Here is the full opinion of the Court of Criminal Appeals:

"This is an appeal from the trial court's order compelling appellant to take his anti-psychotic medication. We will dismiss the appeal.

The record before the Court reflects that appellant is an incompetent-to-be-executed, death-row inmate with no scheduled execution date. Appellant's scheduled execution date of February 23, 2006, was set aside by the trial court based on a finding that appellant was incompetent to be executed. (1) The trial court also found that appellant is schizophrenic and that, as his scheduled February 23, 2006, execution date approached, appellant "refused to voluntarily take any psychotropic medications" to treat his schizophrenia. The trial court also found that appellant "appeared to be asymptomatic" during periods that he "was voluntarily taking" his medication. The trial court concluded that appellant, "during periods when he was not taking medication, posed a danger to himself." The trial court also concluded that, because "symptoms of [appellant's schizophrenia] have, in the past, been alleviated by anti-psychotic medication, treatment by these drugs would be in [appellant's] best medical interests." The trial court ordered that appellant voluntarily take his medication and that he be compelled to do so if he refuses. (2)

Appellant appealed from this order. He claims, among other things, that it is unconstitutional for the State to compel him to take anti-psychotic medication to restore his competency so that the State can execute him. (3) The State claims in a motion to dismiss this appeal that the trial court's order is not an "appealable order" under Tex. R. App. Proc. 25.2(a)(2). (4)

We agree. Section 5(a), Tex. Const., provides, in relevant part, that this Court "shall have final appellate jurisdiction coextensive with the limits of the state . . . in all criminal cases of whatever grade, with such exceptions and under such regulations as may be provided in this Constitution or as prescribed by law." Article 44.02, Tex. Code Crim. Proc., provides that "[a] defendant in any criminal action has the right of appeal under the rules hereinafter prescribed." Appellant does not cite, nor have we found, any constitutional or statutory provision or any rule that would authorize this appeal from the trial court's interlocutory order.

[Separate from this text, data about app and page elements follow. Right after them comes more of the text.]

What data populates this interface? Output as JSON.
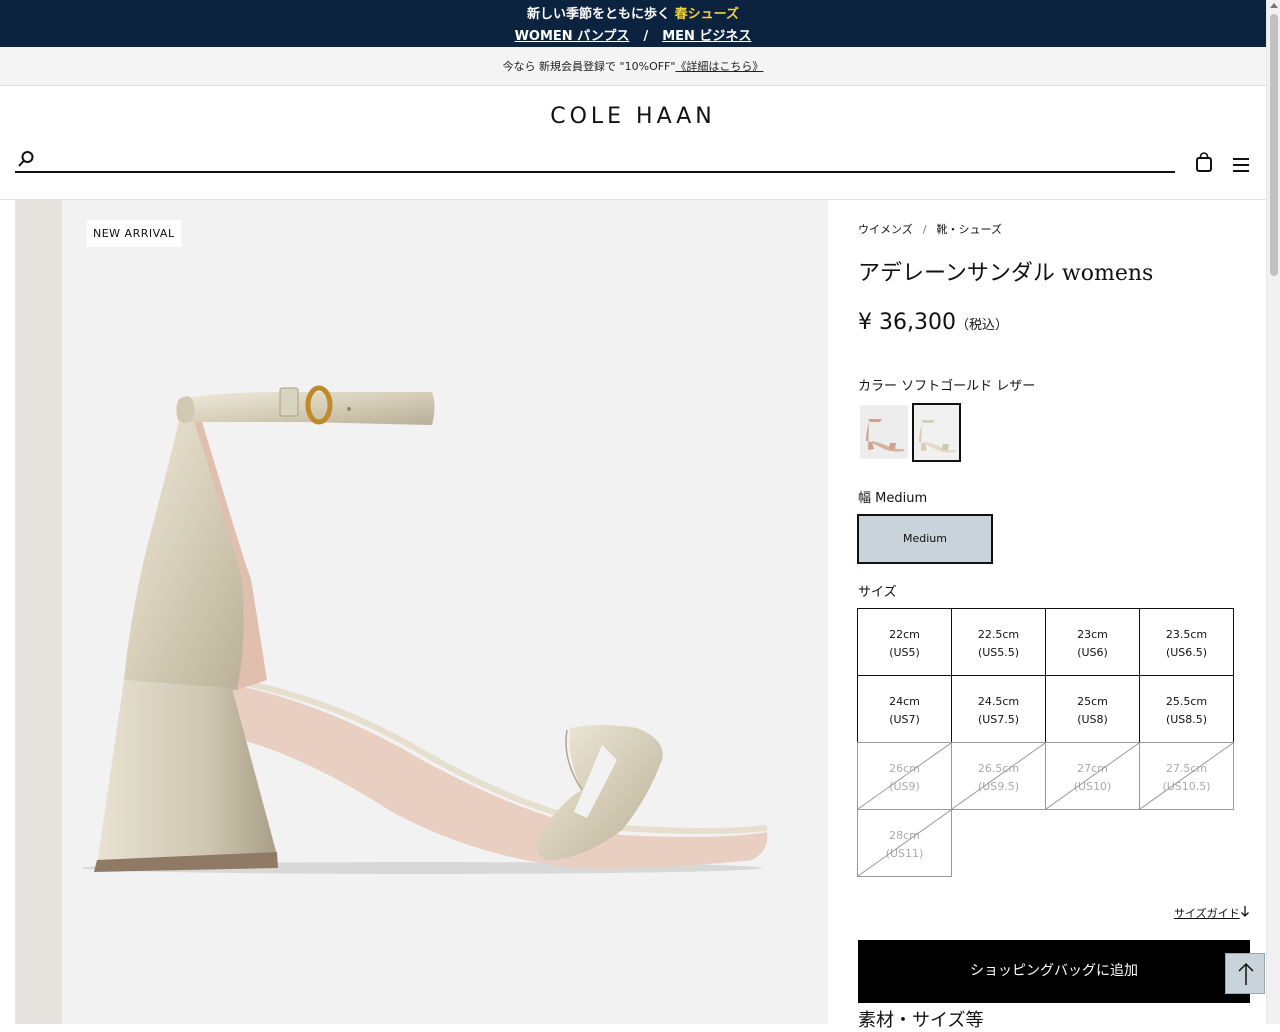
{
  "promo": {
    "headline_prefix": "新しい季節をともに歩く",
    "headline_highlight": "春シューズ",
    "women_link": "WOMEN パンプス",
    "separator": "/",
    "men_link": "MEN ビジネス"
  },
  "notice": {
    "text": "今なら 新規会員登録で \"10%OFF\"",
    "link": "《詳細はこちら》"
  },
  "header": {
    "logo": "COLE HAAN",
    "search_placeholder": ""
  },
  "product": {
    "badge": "NEW ARRIVAL",
    "breadcrumb": [
      "ウイメンズ",
      "靴・シューズ"
    ],
    "breadcrumb_sep": "/",
    "title": "アデレーンサンダル womens",
    "price": "¥ 36,300",
    "price_tax": "（税込）",
    "color_label": "カラー ソフトゴールド レザー",
    "width_label": "幅 Medium",
    "width_option": "Medium",
    "size_label": "サイズ",
    "sizes": [
      {
        "cm": "22cm",
        "us": "(US5)",
        "available": true
      },
      {
        "cm": "22.5cm",
        "us": "(US5.5)",
        "available": true
      },
      {
        "cm": "23cm",
        "us": "(US6)",
        "available": true
      },
      {
        "cm": "23.5cm",
        "us": "(US6.5)",
        "available": true
      },
      {
        "cm": "24cm",
        "us": "(US7)",
        "available": true
      },
      {
        "cm": "24.5cm",
        "us": "(US7.5)",
        "available": true
      },
      {
        "cm": "25cm",
        "us": "(US8)",
        "available": true
      },
      {
        "cm": "25.5cm",
        "us": "(US8.5)",
        "available": true
      },
      {
        "cm": "26cm",
        "us": "(US9)",
        "available": false
      },
      {
        "cm": "26.5cm",
        "us": "(US9.5)",
        "available": false
      },
      {
        "cm": "27cm",
        "us": "(US10)",
        "available": false
      },
      {
        "cm": "27.5cm",
        "us": "(US10.5)",
        "available": false
      },
      {
        "cm": "28cm",
        "us": "(US11)",
        "available": false
      }
    ],
    "size_guide": "サイズガイド",
    "add_to_bag": "ショッピングバッグに追加",
    "materials_heading": "素材・サイズ等"
  },
  "colors": {
    "promo_bg": "#0c2340",
    "promo_highlight": "#f3d03e",
    "width_selected_bg": "#c9d3da",
    "button_bg": "#000000"
  }
}
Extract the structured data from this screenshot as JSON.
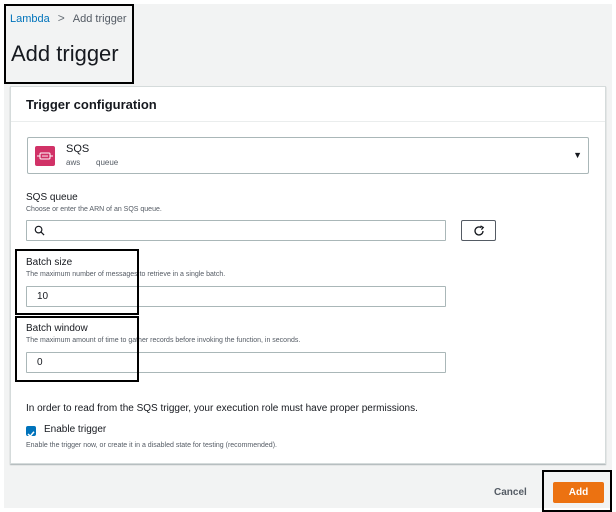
{
  "breadcrumb": {
    "root": "Lambda",
    "current": "Add trigger"
  },
  "page_title": "Add trigger",
  "panel": {
    "title": "Trigger configuration",
    "source": {
      "name": "SQS",
      "tag1": "aws",
      "tag2": "queue"
    },
    "queue": {
      "label": "SQS queue",
      "description": "Choose or enter the ARN of an SQS queue.",
      "value": ""
    },
    "batch_size": {
      "label": "Batch size",
      "description": "The maximum number of messages to retrieve in a single batch.",
      "value": "10"
    },
    "batch_window": {
      "label": "Batch window",
      "description": "The maximum amount of time to gather records before invoking the function, in seconds.",
      "value": "0"
    },
    "permissions_note": "In order to read from the SQS trigger, your execution role must have proper permissions.",
    "enable": {
      "label": "Enable trigger",
      "description": "Enable the trigger now, or create it in a disabled state for testing (recommended).",
      "checked": true
    }
  },
  "footer": {
    "cancel_label": "Cancel",
    "add_label": "Add"
  },
  "colors": {
    "accent": "#ec7211",
    "link": "#0073bb",
    "sqs": "#d13267"
  }
}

The appeal is dismissed."

Wednesday, September 12, 2007

Arkansas Death Row Inmate Granted Stay

A federal judge has granted a stay to Arkansas death row inmate Terrick Nooner to reconsider his request for a mental health examination. Nooner was scheduled to be executed on September 18.

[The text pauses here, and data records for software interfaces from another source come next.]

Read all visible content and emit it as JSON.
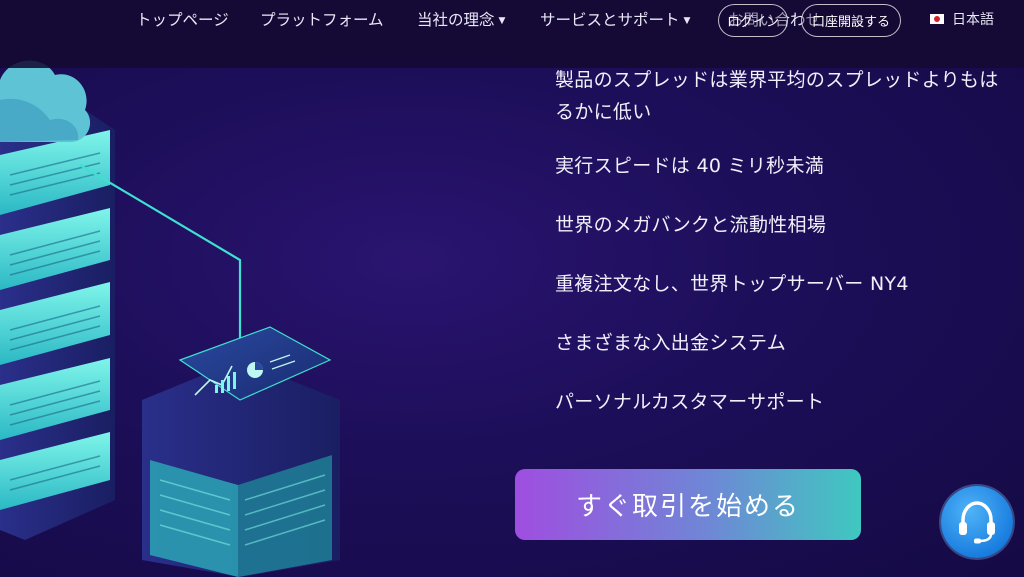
{
  "nav": {
    "items": [
      {
        "label": "トップページ",
        "has_caret": false
      },
      {
        "label": "プラットフォーム",
        "has_caret": false
      },
      {
        "label": "当社の理念",
        "has_caret": true
      },
      {
        "label": "サービスとサポート",
        "has_caret": true
      },
      {
        "label": "お問い合わせ",
        "has_caret": false
      }
    ],
    "login_label": "ログイン",
    "open_account_label": "口座開設する",
    "language": "日本語"
  },
  "features": [
    "製品のスプレッドは業界平均のスプレッドよりもはるかに低い",
    "実行スピードは 40 ミリ秒未満",
    "世界のメガバンクと流動性相場",
    "重複注文なし、世界トップサーバー NY4",
    "さまざまな入出金システム",
    "パーソナルカスタマーサポート"
  ],
  "cta": {
    "label": "すぐ取引を始める"
  },
  "colors": {
    "background": "#1c0e58",
    "cta_start": "#9f4ee0",
    "cta_end": "#3fc8c0",
    "accent_teal": "#3ee0d0"
  },
  "icons": {
    "support": "headset-icon",
    "language": "japan-flag-icon"
  }
}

Here's an article from the Associated Press (September 11, 2007):

Stay of Execution Granted for AR Death Row Inmate----Nooner was convicted of killing a student at a laundromat in 1993.

In Little Rock, a federal judge has issued a stay in an execution scheduled next week for an Arkansas death-row inmate convicted of killing a university student at a coin-operated laundry in 1993. Judge J. Leon Holmes issued the stay for inmate Terrick Nooner, who faced a September 18 execution date. The stay comes after the 8th U.S. Circuit Court of Appeals in St. Louis ruled last month that a request for mental-health professionals to examine Nooner should be reconsidered in court.

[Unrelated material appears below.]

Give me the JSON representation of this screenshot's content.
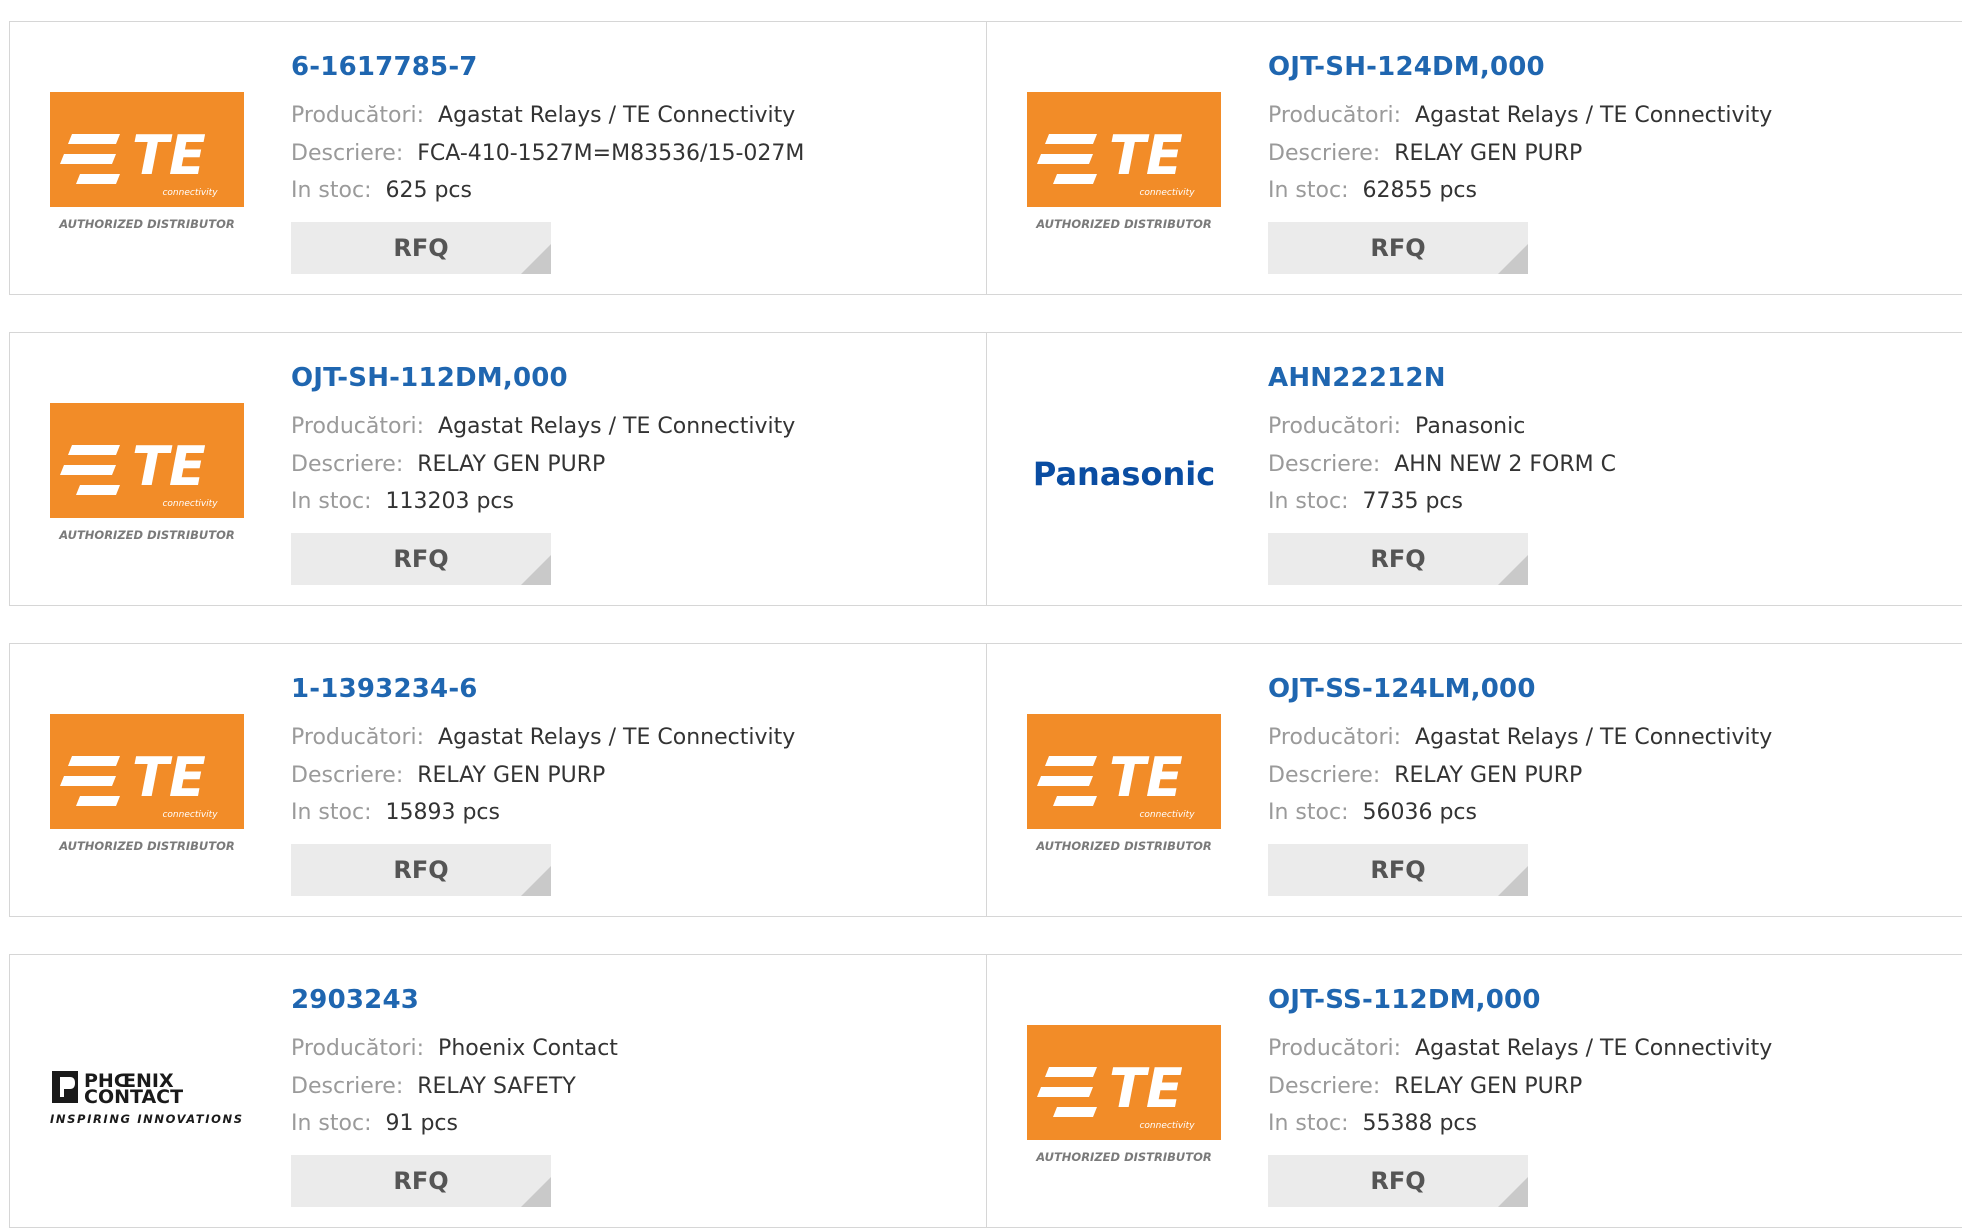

Lawyers for Nooner have argued their request for the mental examinations was not an appeal of his original conviction in Pulaski County court. Instead, the lawyers say, it was an attempt to get examinations the Arkansas Department of Correction has denied over the last year and a half. Since his incarceration, Nooner has made a number of rambling legal filings and statements about people poisoning his food, sexually assaulting him, performing witchcraft and "shooting up my blood" withdrugs and poisons.

Julie Brain, a federal public defender for Nooner, declined to comment on the judge's stay.